Fifteen years ago, the Czech statesman and playwright Václav Havel noted that some Czech politicians “recognize two different kinds of violence, genocide, terror, and mafias: one that is better, and one that is worse. The better kind is pan-Slavic, and the worse kind is Islamic.” The response to the current influx of mostly non-European refugees and migrants suggests that this worldview – shaped by fear of the unknown – remains pervasive in Central Europe today.
The hatred, open racism, and barely hidden longing for refugee camps surrounded by barbed wire that has emerged is, among other things, the result of a long-standing tolerance of intolerance in Central Europe. Such intolerance is not blind; it is aimed at people of a different race, persuasion, or opinion, who represent, at best, some kind of abstract entity, and, at worst, a threat.
This intolerance intensifies with ignorance.

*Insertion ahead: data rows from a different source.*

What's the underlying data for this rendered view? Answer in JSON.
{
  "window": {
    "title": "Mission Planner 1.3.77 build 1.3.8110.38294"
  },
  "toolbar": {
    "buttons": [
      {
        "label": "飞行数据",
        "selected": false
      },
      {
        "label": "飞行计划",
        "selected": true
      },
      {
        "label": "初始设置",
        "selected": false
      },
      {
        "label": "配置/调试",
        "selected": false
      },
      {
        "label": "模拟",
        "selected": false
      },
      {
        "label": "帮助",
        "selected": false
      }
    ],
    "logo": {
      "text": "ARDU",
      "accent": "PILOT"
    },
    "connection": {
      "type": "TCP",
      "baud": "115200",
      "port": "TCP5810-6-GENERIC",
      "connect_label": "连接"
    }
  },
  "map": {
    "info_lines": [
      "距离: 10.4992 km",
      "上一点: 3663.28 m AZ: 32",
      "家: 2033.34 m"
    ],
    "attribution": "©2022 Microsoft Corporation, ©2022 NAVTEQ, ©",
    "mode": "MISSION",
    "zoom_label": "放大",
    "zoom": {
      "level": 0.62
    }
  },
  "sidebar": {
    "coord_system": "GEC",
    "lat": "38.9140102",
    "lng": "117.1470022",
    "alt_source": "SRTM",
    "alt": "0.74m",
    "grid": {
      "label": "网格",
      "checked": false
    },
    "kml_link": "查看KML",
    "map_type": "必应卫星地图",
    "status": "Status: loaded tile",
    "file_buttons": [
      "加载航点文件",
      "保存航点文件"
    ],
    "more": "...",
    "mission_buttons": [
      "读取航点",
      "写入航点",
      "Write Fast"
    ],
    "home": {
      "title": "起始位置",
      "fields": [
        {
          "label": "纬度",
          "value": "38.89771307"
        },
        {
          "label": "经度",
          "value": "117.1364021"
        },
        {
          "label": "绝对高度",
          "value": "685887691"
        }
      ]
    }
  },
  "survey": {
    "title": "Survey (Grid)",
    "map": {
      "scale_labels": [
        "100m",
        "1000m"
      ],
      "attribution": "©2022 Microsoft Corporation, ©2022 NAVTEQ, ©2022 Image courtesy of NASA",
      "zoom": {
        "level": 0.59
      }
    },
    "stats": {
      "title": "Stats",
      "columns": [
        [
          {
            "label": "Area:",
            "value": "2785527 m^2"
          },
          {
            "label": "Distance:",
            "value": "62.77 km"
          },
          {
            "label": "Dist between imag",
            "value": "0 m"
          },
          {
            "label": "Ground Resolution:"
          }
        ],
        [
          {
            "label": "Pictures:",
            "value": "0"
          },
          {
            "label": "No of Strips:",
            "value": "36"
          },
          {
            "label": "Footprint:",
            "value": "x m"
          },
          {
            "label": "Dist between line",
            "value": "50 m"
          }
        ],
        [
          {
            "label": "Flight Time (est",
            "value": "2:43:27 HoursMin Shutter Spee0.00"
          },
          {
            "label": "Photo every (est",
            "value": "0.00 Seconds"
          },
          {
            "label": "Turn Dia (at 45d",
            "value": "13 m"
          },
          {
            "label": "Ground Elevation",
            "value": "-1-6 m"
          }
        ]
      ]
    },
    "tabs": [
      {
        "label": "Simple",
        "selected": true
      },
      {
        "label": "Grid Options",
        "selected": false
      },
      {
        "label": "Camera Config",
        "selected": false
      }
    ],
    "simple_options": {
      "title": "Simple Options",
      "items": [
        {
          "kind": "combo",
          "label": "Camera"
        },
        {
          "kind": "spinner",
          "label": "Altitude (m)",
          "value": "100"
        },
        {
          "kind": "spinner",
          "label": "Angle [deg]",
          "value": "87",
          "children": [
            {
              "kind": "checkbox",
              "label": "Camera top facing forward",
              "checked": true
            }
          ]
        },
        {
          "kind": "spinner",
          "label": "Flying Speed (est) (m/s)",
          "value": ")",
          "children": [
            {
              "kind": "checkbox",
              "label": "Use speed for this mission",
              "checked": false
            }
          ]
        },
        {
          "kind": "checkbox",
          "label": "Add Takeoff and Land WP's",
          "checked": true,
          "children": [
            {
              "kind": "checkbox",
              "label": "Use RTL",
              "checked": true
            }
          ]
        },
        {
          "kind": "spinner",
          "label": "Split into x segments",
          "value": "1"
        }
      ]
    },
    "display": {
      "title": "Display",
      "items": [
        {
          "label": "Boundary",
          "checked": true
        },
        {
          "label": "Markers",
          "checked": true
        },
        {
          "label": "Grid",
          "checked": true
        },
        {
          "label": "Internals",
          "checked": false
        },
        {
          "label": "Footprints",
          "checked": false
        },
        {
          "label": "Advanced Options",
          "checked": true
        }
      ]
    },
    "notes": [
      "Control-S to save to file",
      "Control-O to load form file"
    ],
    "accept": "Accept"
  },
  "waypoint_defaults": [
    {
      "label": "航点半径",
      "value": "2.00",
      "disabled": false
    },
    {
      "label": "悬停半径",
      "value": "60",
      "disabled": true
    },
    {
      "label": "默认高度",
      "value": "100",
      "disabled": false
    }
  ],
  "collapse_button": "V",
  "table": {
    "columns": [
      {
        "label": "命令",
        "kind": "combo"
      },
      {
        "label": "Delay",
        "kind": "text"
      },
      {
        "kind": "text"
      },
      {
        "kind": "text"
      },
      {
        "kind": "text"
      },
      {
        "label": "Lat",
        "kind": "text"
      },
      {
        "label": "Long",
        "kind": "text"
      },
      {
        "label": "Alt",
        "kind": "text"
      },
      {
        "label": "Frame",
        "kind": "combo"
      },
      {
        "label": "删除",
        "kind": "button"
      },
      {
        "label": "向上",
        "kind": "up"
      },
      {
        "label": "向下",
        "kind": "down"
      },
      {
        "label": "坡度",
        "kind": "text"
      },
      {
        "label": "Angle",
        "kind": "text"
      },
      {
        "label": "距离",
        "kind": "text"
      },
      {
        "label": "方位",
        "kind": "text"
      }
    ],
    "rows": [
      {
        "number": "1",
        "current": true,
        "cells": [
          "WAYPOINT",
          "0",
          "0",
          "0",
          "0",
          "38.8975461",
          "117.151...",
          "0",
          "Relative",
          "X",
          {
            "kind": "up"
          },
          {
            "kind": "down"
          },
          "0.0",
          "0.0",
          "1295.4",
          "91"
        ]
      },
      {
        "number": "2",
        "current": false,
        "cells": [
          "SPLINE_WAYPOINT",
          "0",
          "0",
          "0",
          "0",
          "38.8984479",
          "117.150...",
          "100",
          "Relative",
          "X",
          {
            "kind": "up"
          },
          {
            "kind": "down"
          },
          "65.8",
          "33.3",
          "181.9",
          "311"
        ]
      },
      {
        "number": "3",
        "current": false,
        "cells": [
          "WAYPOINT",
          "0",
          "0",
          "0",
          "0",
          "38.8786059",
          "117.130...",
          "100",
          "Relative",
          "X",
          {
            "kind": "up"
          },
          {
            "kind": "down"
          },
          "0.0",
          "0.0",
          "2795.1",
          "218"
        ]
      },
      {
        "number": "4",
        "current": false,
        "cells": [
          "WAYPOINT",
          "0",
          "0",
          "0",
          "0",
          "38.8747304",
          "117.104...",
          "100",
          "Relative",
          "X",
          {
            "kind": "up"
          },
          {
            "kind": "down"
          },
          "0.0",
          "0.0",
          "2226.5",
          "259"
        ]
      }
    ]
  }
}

The absence of direct experience with people of a different culture, race, or religion leaves space for prejudice, myths, and dark rumors, reinforced by the apocalyptic rendering of the tabloid media.
But ignorance is no excuse. We have a responsibility, dictated by tradition, to provide at least emergency aid, protection, food, and shelter to the refugees. The obligation to help others, near or far, is central to all three monotheistic religions; it is the core of our culture; it is part of our identity.
It is tempting to end all discussion at this point and issue a fervent appeal to citizens to help the refugees. But there is more to the story, and Havel – for whom responsibility meant far more than impassioned rhetoric – can help us to understand why.
European Union governments and institutions must ask themselves not only whether they have lived up to their responsibility to provide immediate assistance to refugees today. They must also ask whether they did enough to prevent the current situation, such as by intervening to contain the conflict in Syria. Likewise, they must consider whether they fulfilled their responsibility to protect the EU’s external borders from the large-scale migration that has obscured the difference between those fleeing death and those seeking economic opportunity.
The EU must also reconcile differences among its members about whether its responsibility includes permanent residence or citizenship for some or all of the refugees. On this question, too, some Western European countries have taken a much more positive view than the majority in Central Europe. But it would be facile to attribute this to the immaturity of Central European democracies.
Surveys indicate that most Central Europeans are not hostile to migrants in general. In recent decades, a large number of immigrants have flowed into the region; with few exceptions, they have not faced racism and discrimination. The region’s growing economies and the dwindling populations are as hungry as Germany for young, inexpensive labor.
Yet there is no jubilation in Central Europe over the prospect of large numbers of immigrants from the Middle East and Sub-Saharan Africa; indeed, Central European countries have demanded to choose not just how many refugees can enter, but exactly which ones. This stance has triggered accusations of “discrimination” and “lack of solidarity”; every European country, Central Europeans have been told, must share responsibility for the arriving refugees, if not voluntarily, then by diplomatic arm-twisting or decree. It is as if the clash between closed-minded chauvinism and open-hearted humanism had drowned out common sense.
To think more clearly, we would do well to consider Havel’s take on the subject. His first instinct would be to help, exemplified in his belief that to receive someone “fleeing from war, poverty, and suffering” was “a matter of fundamental, universal human solidarity.”
But Havel stops well short of an all-embracing gesture toward all who want to settle in Europe. Some reasons are practical; we could “hardly squeeze” all of the people who are unhappy with their regimes into Europe.
Another reason stems from the principle of responsibility. “I don’t think it hurts to remind people who live in totalitarian states, subtly perhaps, that they might also do something about their own domestic totalitarianism, instead of just running away from it,” Havel, then Czechoslovakia’s most famous anti-communist dissident, argued in 1986. “If I demand that Westerners not think merely of their own particular interests and that they behave as we should all behave – that is, as though we were immediately responsible for the fate of the whole of society – then I see no reason why I shouldn’t demand the same of people living in totalitarian countries.”
Havel admits that this imperative, which can be applied to people fleeing other types of regimes, is “tough”; three decades later, however, it has lost none of its relevance. It is easier said than done, but the problems of a country or a region – whether economic or political – can be solved only in that place.
When it comes to Central Europe, there is another factor impeding the willingness to accept refugees: the region is not weighed down by the burden of imperial guilt. For Havel, the feeling of Europe’s former colonial powers that they must make amends for past oppression led to an “intellectual dead end.” As he put it, “we will all help one another best if we make no pretenses, remain ourselves, and simply respect and honor one another, just as we are.”
In considering Europe’s future, Havel often dwelled on the search for an ethos to drive integration. The current refugee crisis could be the seed from which such a European ethos grows and spreads. Havel, however, would have questioned whether it could be planted, much less take root, by decree.